Sohrab and Rustom?

By the late 60s, Clarion-McCann & (I joined it in 1965 and quit in 1976) had turned into the proverbial snake pit. By 1966, I was Senior Writer and therefore vulnerable to the emerging power struggle. I had a good working relationship with most departments including client servicing, media and research. The problem, however, was an Art Director with Napoleonic delusions and a Machiavellian mind. He fancied himself as the spokesperson of the downtrodden. Mind you, Clarion, Kolkata, happened to be the accidental offspring of the Trade Unionist struggle in DJ Keymer in the late 50s Kolkata. But the crusty old Comrades running it in the days I’m writing about had by then turned into hard-core capitalists, the worst kind you’d ever encounter. These veterans had not forgotten their realpolitik. One of their major fears based (I reckon) on their own past experience seemed to be that, if not checked in time, the Mumbai mutiny might result in the branch breaking away from the main Agency.

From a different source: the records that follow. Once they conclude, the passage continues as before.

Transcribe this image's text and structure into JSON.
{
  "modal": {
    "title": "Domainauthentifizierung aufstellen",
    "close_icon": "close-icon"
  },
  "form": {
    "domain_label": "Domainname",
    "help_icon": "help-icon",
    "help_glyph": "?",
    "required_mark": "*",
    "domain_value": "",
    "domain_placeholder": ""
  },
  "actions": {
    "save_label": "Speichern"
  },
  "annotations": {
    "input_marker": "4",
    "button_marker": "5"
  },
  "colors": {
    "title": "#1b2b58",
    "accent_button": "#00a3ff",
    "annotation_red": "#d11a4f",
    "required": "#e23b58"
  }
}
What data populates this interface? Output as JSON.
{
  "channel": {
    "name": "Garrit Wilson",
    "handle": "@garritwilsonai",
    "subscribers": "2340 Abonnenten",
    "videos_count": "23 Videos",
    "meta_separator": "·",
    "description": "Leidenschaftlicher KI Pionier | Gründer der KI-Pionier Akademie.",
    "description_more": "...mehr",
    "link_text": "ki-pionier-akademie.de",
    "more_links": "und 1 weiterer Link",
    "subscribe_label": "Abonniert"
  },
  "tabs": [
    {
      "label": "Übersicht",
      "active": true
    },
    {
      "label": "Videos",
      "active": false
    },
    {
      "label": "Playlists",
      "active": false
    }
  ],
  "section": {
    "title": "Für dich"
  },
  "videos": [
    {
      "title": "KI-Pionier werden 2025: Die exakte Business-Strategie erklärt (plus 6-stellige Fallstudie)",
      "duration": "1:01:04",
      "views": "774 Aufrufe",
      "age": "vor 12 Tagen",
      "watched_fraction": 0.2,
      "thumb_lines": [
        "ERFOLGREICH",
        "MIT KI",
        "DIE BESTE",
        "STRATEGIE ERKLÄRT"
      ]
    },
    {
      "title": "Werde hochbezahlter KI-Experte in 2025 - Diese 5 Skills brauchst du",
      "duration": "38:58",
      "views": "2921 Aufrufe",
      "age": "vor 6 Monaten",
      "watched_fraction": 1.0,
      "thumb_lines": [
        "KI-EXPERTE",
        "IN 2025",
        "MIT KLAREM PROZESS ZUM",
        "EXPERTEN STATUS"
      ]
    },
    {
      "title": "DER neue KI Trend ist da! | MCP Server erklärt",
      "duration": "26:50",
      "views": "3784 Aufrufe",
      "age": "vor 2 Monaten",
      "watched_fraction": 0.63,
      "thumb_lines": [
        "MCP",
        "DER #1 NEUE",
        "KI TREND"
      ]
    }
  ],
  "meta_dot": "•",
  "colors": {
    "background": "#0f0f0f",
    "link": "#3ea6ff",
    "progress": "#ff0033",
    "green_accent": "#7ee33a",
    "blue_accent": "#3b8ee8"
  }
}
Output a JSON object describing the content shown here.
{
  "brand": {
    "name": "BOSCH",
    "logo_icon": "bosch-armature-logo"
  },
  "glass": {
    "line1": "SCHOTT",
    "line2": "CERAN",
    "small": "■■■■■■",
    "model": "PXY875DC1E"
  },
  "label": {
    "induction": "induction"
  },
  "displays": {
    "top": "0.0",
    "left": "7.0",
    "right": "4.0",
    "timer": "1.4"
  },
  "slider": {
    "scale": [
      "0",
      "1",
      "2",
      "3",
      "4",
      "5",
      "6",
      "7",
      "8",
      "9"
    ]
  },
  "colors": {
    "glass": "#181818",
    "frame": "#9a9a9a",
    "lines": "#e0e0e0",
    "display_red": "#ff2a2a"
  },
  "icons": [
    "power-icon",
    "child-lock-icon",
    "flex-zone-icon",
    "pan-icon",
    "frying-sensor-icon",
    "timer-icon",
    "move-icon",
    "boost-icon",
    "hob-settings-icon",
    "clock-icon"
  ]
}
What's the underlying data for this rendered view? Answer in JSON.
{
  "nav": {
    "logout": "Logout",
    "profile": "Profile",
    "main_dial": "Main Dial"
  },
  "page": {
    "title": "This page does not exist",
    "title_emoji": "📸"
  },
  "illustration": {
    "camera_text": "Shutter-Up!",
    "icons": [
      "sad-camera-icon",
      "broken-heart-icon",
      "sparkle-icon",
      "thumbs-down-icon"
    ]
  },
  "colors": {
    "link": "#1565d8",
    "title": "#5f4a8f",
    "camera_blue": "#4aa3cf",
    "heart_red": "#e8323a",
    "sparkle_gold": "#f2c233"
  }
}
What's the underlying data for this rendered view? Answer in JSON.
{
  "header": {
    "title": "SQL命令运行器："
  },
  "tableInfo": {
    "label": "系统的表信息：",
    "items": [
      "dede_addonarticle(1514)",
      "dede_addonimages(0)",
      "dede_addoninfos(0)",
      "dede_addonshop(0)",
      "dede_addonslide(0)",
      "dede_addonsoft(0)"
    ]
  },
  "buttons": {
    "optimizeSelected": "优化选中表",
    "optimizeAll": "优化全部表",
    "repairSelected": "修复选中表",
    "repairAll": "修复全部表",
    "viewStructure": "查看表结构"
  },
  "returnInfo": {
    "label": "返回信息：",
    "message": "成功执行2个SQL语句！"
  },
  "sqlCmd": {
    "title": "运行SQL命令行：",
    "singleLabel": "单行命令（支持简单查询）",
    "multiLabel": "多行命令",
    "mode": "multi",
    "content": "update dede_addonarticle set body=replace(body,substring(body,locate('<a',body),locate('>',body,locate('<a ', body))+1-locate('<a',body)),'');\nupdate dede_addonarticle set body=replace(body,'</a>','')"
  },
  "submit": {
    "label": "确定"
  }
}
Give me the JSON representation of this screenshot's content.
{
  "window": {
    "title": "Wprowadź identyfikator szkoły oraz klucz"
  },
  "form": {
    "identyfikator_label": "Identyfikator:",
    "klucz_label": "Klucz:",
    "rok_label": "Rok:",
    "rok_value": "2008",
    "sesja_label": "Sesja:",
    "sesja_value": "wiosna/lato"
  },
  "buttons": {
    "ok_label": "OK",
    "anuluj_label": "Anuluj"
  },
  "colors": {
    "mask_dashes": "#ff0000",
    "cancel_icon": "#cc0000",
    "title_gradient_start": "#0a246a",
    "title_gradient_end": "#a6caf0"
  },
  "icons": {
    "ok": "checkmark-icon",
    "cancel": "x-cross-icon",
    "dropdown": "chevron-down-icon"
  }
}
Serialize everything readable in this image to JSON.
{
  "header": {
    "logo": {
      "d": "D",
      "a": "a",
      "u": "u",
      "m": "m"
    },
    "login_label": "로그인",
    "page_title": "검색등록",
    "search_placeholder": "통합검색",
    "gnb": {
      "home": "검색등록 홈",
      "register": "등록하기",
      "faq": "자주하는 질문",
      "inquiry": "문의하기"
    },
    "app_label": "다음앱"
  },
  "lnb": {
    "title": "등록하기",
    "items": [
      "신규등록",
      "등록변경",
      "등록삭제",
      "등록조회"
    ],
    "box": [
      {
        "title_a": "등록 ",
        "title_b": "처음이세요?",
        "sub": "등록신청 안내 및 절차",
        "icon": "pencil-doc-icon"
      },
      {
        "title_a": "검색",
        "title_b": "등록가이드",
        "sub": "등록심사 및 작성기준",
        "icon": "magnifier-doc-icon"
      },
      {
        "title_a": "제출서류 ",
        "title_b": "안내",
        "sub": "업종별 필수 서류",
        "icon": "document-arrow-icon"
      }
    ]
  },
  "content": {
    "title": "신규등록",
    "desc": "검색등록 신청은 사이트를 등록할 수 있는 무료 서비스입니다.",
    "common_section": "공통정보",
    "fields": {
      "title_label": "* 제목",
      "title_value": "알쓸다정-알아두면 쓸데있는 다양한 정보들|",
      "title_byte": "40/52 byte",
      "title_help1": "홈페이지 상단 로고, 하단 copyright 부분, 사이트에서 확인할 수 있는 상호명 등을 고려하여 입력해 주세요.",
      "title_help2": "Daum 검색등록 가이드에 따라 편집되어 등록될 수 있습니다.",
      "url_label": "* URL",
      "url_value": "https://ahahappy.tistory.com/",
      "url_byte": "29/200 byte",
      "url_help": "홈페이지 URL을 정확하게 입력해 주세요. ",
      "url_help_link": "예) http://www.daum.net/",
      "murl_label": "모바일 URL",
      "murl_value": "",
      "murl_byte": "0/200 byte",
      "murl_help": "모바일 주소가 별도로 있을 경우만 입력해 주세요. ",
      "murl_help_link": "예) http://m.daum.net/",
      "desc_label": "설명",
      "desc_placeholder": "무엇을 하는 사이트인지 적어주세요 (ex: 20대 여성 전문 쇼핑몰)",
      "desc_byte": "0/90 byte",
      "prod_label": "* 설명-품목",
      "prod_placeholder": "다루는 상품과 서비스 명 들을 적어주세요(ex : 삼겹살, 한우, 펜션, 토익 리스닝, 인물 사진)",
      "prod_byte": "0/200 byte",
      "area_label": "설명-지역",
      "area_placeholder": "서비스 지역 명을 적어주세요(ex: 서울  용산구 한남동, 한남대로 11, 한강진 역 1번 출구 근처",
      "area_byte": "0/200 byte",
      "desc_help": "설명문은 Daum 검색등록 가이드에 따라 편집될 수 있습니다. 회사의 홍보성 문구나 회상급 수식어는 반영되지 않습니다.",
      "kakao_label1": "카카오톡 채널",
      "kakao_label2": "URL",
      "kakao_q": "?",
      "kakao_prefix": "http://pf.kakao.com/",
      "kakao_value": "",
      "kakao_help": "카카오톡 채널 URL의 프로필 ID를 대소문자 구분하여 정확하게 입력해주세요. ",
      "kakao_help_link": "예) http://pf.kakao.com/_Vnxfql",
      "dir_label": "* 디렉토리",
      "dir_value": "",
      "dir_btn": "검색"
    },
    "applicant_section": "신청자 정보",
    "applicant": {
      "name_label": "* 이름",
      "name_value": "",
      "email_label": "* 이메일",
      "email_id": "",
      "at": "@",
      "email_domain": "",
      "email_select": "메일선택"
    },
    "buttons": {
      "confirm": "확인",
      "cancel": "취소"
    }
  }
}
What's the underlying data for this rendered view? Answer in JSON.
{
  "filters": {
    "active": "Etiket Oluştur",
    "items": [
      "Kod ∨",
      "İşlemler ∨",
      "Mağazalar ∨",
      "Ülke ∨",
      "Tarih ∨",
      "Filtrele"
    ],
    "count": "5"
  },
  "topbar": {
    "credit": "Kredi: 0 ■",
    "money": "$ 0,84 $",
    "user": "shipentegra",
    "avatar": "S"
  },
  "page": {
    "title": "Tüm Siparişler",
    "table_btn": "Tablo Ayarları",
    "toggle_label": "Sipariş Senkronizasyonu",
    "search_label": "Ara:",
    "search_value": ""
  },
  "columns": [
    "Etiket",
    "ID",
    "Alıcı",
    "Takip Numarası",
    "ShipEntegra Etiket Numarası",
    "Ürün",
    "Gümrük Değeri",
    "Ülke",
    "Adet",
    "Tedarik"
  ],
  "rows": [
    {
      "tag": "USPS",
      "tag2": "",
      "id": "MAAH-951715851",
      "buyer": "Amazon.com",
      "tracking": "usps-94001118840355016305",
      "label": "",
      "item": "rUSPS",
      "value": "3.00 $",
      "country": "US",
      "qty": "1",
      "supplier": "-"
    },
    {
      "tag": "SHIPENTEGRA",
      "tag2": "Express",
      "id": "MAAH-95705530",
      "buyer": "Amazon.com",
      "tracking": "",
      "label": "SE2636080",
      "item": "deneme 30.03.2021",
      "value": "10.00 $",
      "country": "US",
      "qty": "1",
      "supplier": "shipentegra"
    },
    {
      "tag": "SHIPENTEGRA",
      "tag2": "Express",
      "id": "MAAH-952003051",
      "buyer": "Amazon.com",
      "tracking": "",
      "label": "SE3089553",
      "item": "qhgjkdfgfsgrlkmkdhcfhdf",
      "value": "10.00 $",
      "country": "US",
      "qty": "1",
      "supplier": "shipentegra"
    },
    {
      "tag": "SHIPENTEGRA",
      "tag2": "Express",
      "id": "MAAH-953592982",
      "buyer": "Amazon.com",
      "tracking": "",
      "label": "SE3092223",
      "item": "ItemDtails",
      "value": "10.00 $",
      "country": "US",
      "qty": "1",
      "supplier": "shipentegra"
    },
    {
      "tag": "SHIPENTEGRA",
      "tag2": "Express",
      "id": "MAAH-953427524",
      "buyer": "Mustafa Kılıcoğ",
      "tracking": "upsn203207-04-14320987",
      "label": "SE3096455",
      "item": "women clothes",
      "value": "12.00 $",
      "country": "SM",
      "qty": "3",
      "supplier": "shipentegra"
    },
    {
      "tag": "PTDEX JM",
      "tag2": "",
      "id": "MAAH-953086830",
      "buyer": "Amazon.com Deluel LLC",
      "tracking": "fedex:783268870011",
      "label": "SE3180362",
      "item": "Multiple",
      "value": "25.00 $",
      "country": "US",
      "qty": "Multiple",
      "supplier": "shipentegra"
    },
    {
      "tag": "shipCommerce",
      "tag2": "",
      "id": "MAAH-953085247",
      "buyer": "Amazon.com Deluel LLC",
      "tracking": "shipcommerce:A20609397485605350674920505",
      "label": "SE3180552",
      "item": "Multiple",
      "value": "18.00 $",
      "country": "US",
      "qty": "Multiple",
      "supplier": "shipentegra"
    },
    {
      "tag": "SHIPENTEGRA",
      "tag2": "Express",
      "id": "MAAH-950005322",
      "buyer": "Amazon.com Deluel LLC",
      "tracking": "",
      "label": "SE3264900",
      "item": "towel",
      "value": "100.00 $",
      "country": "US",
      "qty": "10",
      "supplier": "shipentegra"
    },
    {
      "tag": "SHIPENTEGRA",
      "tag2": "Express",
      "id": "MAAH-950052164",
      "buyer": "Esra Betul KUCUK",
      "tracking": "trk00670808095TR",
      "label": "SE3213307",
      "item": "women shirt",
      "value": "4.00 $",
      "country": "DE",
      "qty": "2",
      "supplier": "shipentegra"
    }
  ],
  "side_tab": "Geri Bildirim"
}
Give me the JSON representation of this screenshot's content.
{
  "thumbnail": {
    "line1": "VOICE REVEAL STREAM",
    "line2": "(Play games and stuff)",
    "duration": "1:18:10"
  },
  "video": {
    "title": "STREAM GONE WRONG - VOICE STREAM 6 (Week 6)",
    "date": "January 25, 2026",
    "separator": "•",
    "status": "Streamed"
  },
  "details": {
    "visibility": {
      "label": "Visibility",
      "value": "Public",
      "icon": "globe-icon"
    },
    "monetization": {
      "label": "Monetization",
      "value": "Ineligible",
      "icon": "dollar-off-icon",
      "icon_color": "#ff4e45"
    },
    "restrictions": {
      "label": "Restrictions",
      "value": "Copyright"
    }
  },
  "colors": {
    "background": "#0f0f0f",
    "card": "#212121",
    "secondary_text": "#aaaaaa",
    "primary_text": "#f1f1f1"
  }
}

To woo the Natives, they hired a mediocre and moderately successful ad manager from one of the most aggressive US marketing companies well-known for its cold remedies. He was a Gujarati who fancied himself to be quite a connoisseur of the arts and a man of the people, especially able to resonate with ‘creative’ people as he chose to address us. He used to tell me how his ‘influence’ inspired one of his ‘dear’ colleagues to write a play about an Englishman who went native in the 19th century Punjab. (The ‘dear’ colleague in one of his recent books wrote dismissively about him, though – not even mentioning him by name.) The new ‘strategic’ acquisition of Clarion-McCann, Mumbai, using his profound managerial wisdom and acumen in turn hired an England-returned Group Manager. Guess who he was? No less than the son (from her first marriage) of Mehtab, the wife of the once-renowned Hindi cinema and Parsi theatre legend, Sohrab Modi. The office grapevine had all kinds of rumours about him flying all over. Anyway, through him, I met Sohrab Modi on several occasions at their Cuffe Parade home when we were invited there for dinner. By then, I had come to be acknowledged as a fast writer who could produce plenty of alternative ideas at the drop of a hat. So, Mehtab’s son often used to invite me home for a hurried lunch and emergency work conference. One of the most vivid memories I have of him is about his fear of flying. We were flying to Hyderabad for a Vazir Sultan briefing session one Monsoon afternoon. The plane was pitching all over soon after the take-off. I was narrating to him something I had read about air crashes. Then suddenly something made me turn to look at him. It was a sorry and distressful sight. The man was virtually petrified. Though Sohrab’s surrogate son, he was no Rustom.

No comments: